After years of keeping the company afloat, the radio arm of MediaWorks is finally being rewarded for its efforts.
The highly successful radio business has had little investment as the broadcaster focused desperately on shoring up its underperforming television networks, Three and Four (Bravo).
Now, partly to protect its cash cow and partly to foster growth in one of the few profitable sectors of the media, MediaWorks is loosening the purse strings at radio.
Major refurbishments have taken place at stations in Southland, Taranaki and Tauranga, and a new facility will be opened soon in Whangarei.
MediaWorks recently scooped up Port FM in Timaru, one of the last independently owned stations, for $4 million.
More significantly, the company plans to centralise its Auckland radio operations, which have been scattered around various parts of Ponsonby in a flash new home in nearby St Mary’s Bay.
It’s expected to announce shortly that all its stations including powerhouse brands like The Edge, The Breeze and More FM will relocate to a renovated warehouse building equipped with the latest digital technology.
The trio, plus Mai FM which now has 250,000 listeners in Auckland, are the country’s top commercial stations and moved further ahead of competing NZME brands in the latest ratings survey.
MediaWorks has a 58 percent share of the 25-54 audience and is riding the wave of change from rock to easy listening and hip hop formats.
At the presentation of its financial results yesterday, chief executive Michael Anderson also signalled a new focus on its lame duck talk station, Radio Live.
Live has been around for 10 years but has been consistently hammered in the ratings by Newstalk ZB.
“Lots of things have been tried but they have tended to be short-term and opportunistic. When they haven’t worked they have been let go,” said Anderson.
Anderson, a long-time executive in Australian radio, has gone to his own contact book for help and hired two Australian consultants in what looks like a last ditch attempt to sort the station out.
“They are people I’ve worked with and we are now taking a long term view and our aim is to win the 25 to 54 year old part of the audience.”
Anderson has been steering MediaWorks into calmer financial waters and announced the company has pared back its losses from $14.6 million in 2016 to $5.7 million in 2017.
He told Newsroom if TV ratings and revenue continue to stay on their current track the company would break even this year, but he conceded it would be a tough task.
“In this environment I am scared to put a number on it. I don’t think I have ever seen a market as lumpy as the one we have at the moment.”
Three’s strategy of putting most of its resource into local reality shows for prime time and spending as little as it can in off-peak slots is working – to a degree.
The Block, Married at First Sight and now Dancing with the Stars have delivered good numbers. What is not performing is the early evening schedule – Newshub at 6 and The Project.
Newshub at 6 is hampered by One’s powerful 5.30pm lead-in programme The Chase. There are now times when the British quiz show actually has a bigger audience than Newshub and makes One News virtually unassailable.
This week, MediaWorks rebooted its marketing campaign for news but it is hard to see it making any impact until it finds a better lead-in.

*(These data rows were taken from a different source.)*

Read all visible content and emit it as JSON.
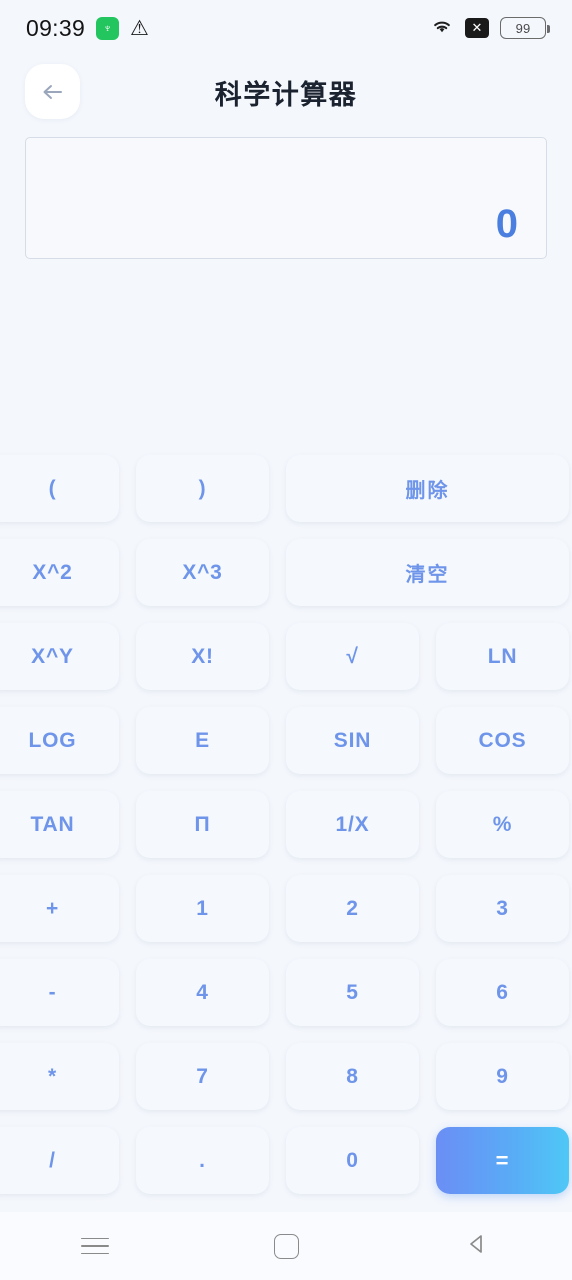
{
  "statusbar": {
    "time": "09:39",
    "app_badge_icon": "green-app-icon",
    "app_badge_glyph": "♆",
    "warning_icon": "warning-triangle-icon",
    "warning_glyph": "⚠",
    "wifi_icon": "wifi-icon",
    "wifi_glyph": "📶",
    "vpn_icon": "x-close-box-icon",
    "vpn_glyph": "✕",
    "battery_icon": "battery-icon",
    "battery_level": "99"
  },
  "header": {
    "back_icon": "back-arrow-icon",
    "title": "科学计算器"
  },
  "display": {
    "value": "0"
  },
  "keypad": {
    "rows": [
      [
        {
          "label": "(",
          "name": "key-open-paren",
          "span": 1,
          "style": "normal"
        },
        {
          "label": ")",
          "name": "key-close-paren",
          "span": 1,
          "style": "normal"
        },
        {
          "label": "删除",
          "name": "key-delete",
          "span": 2,
          "style": "cjk"
        }
      ],
      [
        {
          "label": "X^2",
          "name": "key-square",
          "span": 1,
          "style": "normal"
        },
        {
          "label": "X^3",
          "name": "key-cube",
          "span": 1,
          "style": "normal"
        },
        {
          "label": "清空",
          "name": "key-clear",
          "span": 2,
          "style": "cjk"
        }
      ],
      [
        {
          "label": "X^Y",
          "name": "key-power",
          "span": 1,
          "style": "normal"
        },
        {
          "label": "X!",
          "name": "key-factorial",
          "span": 1,
          "style": "normal"
        },
        {
          "label": "√",
          "name": "key-sqrt",
          "span": 1,
          "style": "normal"
        },
        {
          "label": "LN",
          "name": "key-ln",
          "span": 1,
          "style": "normal"
        }
      ],
      [
        {
          "label": "LOG",
          "name": "key-log",
          "span": 1,
          "style": "normal"
        },
        {
          "label": "E",
          "name": "key-e",
          "span": 1,
          "style": "normal"
        },
        {
          "label": "SIN",
          "name": "key-sin",
          "span": 1,
          "style": "normal"
        },
        {
          "label": "COS",
          "name": "key-cos",
          "span": 1,
          "style": "normal"
        }
      ],
      [
        {
          "label": "TAN",
          "name": "key-tan",
          "span": 1,
          "style": "normal"
        },
        {
          "label": "Π",
          "name": "key-pi",
          "span": 1,
          "style": "normal"
        },
        {
          "label": "1/X",
          "name": "key-reciprocal",
          "span": 1,
          "style": "normal"
        },
        {
          "label": "%",
          "name": "key-percent",
          "span": 1,
          "style": "normal"
        }
      ],
      [
        {
          "label": "+",
          "name": "key-plus",
          "span": 1,
          "style": "normal"
        },
        {
          "label": "1",
          "name": "key-1",
          "span": 1,
          "style": "normal"
        },
        {
          "label": "2",
          "name": "key-2",
          "span": 1,
          "style": "normal"
        },
        {
          "label": "3",
          "name": "key-3",
          "span": 1,
          "style": "normal"
        }
      ],
      [
        {
          "label": "-",
          "name": "key-minus",
          "span": 1,
          "style": "normal"
        },
        {
          "label": "4",
          "name": "key-4",
          "span": 1,
          "style": "normal"
        },
        {
          "label": "5",
          "name": "key-5",
          "span": 1,
          "style": "normal"
        },
        {
          "label": "6",
          "name": "key-6",
          "span": 1,
          "style": "normal"
        }
      ],
      [
        {
          "label": "*",
          "name": "key-multiply",
          "span": 1,
          "style": "normal"
        },
        {
          "label": "7",
          "name": "key-7",
          "span": 1,
          "style": "normal"
        },
        {
          "label": "8",
          "name": "key-8",
          "span": 1,
          "style": "normal"
        },
        {
          "label": "9",
          "name": "key-9",
          "span": 1,
          "style": "normal"
        }
      ],
      [
        {
          "label": "/",
          "name": "key-divide",
          "span": 1,
          "style": "normal"
        },
        {
          "label": ".",
          "name": "key-decimal",
          "span": 1,
          "style": "normal"
        },
        {
          "label": "0",
          "name": "key-0",
          "span": 1,
          "style": "normal"
        },
        {
          "label": "=",
          "name": "key-equals",
          "span": 1,
          "style": "eq"
        }
      ]
    ]
  },
  "navbar": {
    "recents_icon": "menu-icon",
    "home_icon": "home-square-icon",
    "back_icon": "back-triangle-icon"
  },
  "colors": {
    "page_background": "#f4f7fc",
    "key_background": "#f5f8fd",
    "key_text": "#6e95ea",
    "display_value": "#4a7fe0",
    "equals_gradient_start": "#6b8ef5",
    "equals_gradient_end": "#4ec8f6",
    "title_text": "#1b2330"
  }
}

‘We’ve looked everywhere, there is just nothing much out there,” said Anderson.
The 7pm slot is an even tougher battle. TV2’s Shortland Street maintains a vice-like grip on its viewers and Seven Sharp benefits from the big audience flowing from One News. Apart from its fans, The Project is left trying to get the small number of viewers who are moving around the channels at 7pm.

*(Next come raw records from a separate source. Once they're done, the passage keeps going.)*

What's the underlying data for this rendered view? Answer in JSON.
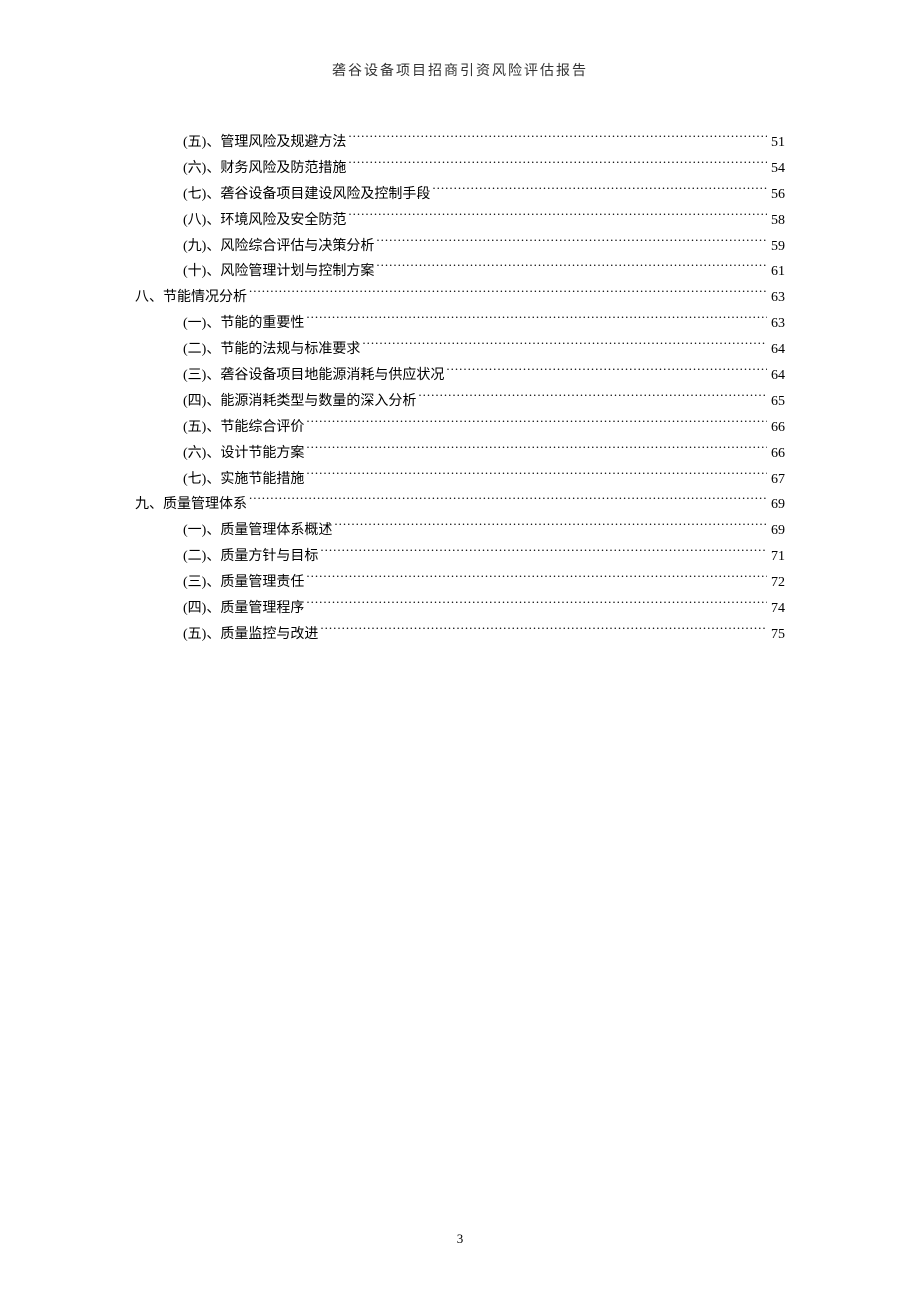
{
  "header": {
    "title": "砻谷设备项目招商引资风险评估报告"
  },
  "toc": [
    {
      "level": 2,
      "label": "(五)、管理风险及规避方法",
      "page": "51"
    },
    {
      "level": 2,
      "label": "(六)、财务风险及防范措施",
      "page": "54"
    },
    {
      "level": 2,
      "label": "(七)、砻谷设备项目建设风险及控制手段",
      "page": "56"
    },
    {
      "level": 2,
      "label": "(八)、环境风险及安全防范",
      "page": "58"
    },
    {
      "level": 2,
      "label": "(九)、风险综合评估与决策分析",
      "page": "59"
    },
    {
      "level": 2,
      "label": "(十)、风险管理计划与控制方案",
      "page": "61"
    },
    {
      "level": 1,
      "label": "八、节能情况分析",
      "page": "63"
    },
    {
      "level": 2,
      "label": "(一)、节能的重要性",
      "page": "63"
    },
    {
      "level": 2,
      "label": "(二)、节能的法规与标准要求",
      "page": "64"
    },
    {
      "level": 2,
      "label": "(三)、砻谷设备项目地能源消耗与供应状况",
      "page": "64"
    },
    {
      "level": 2,
      "label": "(四)、能源消耗类型与数量的深入分析",
      "page": "65"
    },
    {
      "level": 2,
      "label": "(五)、节能综合评价",
      "page": "66"
    },
    {
      "level": 2,
      "label": "(六)、设计节能方案",
      "page": "66"
    },
    {
      "level": 2,
      "label": "(七)、实施节能措施",
      "page": "67"
    },
    {
      "level": 1,
      "label": "九、质量管理体系",
      "page": "69"
    },
    {
      "level": 2,
      "label": "(一)、质量管理体系概述",
      "page": "69"
    },
    {
      "level": 2,
      "label": "(二)、质量方针与目标",
      "page": "71"
    },
    {
      "level": 2,
      "label": "(三)、质量管理责任",
      "page": "72"
    },
    {
      "level": 2,
      "label": "(四)、质量管理程序",
      "page": "74"
    },
    {
      "level": 2,
      "label": "(五)、质量监控与改进",
      "page": "75"
    }
  ],
  "footer": {
    "page_number": "3"
  }
}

“It is a difficult show to execute well, so the challenge is to do that as consistently as we can.”
It is hard to see what more Anderson and his team can do to lift Three’s peak time share further. Last year Three got a 20 percent share of 25 to 54. TV2 had a 20.5 percent share and One was still in front with a 22 percent share, although that has been trending down over the past three years.
According to Anderson, Mediaworks’ owner Oaktree, an American private equity company, isn’t prepared to stump up any more money.
Oaktree put an additional $14.5 million into the business in 2016 and another $8 million last year. It is also a significant debt holder.
One of the problems for MediaWorks is the structural distortions of the local TV market. TVNZ is state-owned and has been able to write down a lot of programming costs, and Prime loses money but is a valuable outlet for its owner Sky’s free-to-air sports rights. Add to that the explosion in streaming services like Netflix, and the chances of MediaWorks making any real money out of TV are slim at best.
The highly profitable radio arm remains the key attraction for any would-be buyer and keeping it in peak condition makes a lot of sense.